We are starting in the 2020 season along the JMT through the Ansel Adams Wilderness. We are sincerely thankful to the S.D. Bechtel, Jr. Foundation for a grant to fund the development and organization of this program. During the course of the summer season, student interns from Stanford University will meet and coordinate with the Inyo National Forest’s scientific team in the fields of wilderness ecology, geology/hydrology, alpine biology and botany and archaeology. Beginning in late July, they will assess the degraded terrain and develop site-specific work plans in four areas: 1. the Shadow Lake corridor to Ediza Lake; 2. Garnet and Thousand Island Lake; 3. the Rush Creek headwaters at Marie, Rodgers and Davis Lakes; and 4. along Rush Creek between Waugh and Billy Lakes. The Inyo field team along with the JMT Interns will be provisioned for the duration of the season by pack-train deliveries of supplies and materials, much like the JMT outings of the early 20th century. This year, Stanford students will be receiving credit toward their majors in the Earth Systems Program and in Environmental Engineering.

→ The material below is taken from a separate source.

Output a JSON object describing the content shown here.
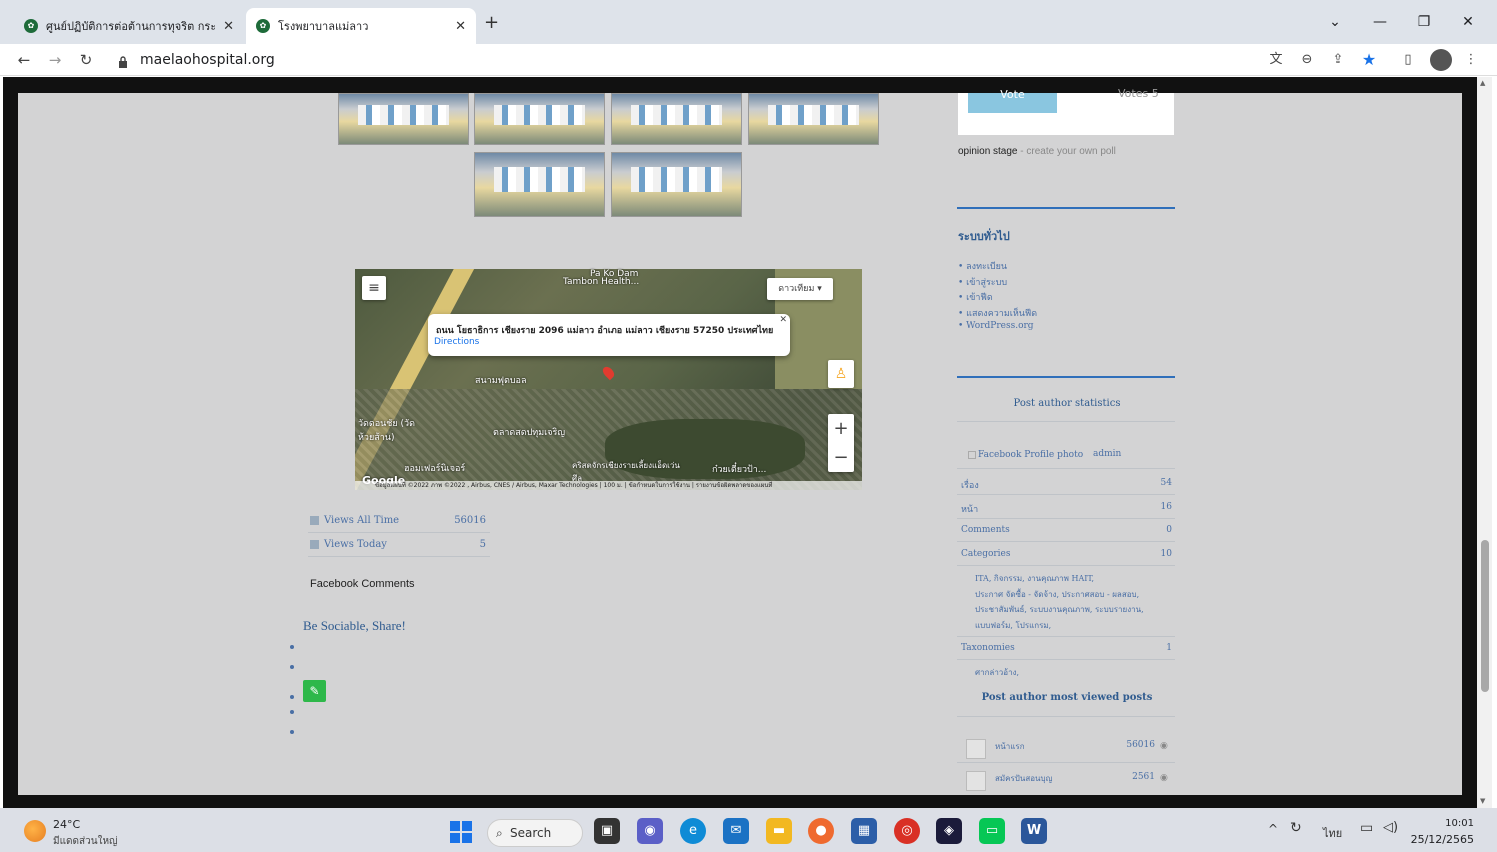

We believe the JMT Internship Program is an important way to enhance the education and training of our future environmental leaders. John Muir himself firmly believed that experiencing the high Sierra Nevada was the best way to inspire such leadership in protecting our wilderness landscapes. Please donate to help us continue and expand this program!

VIEW ALL PROJECTS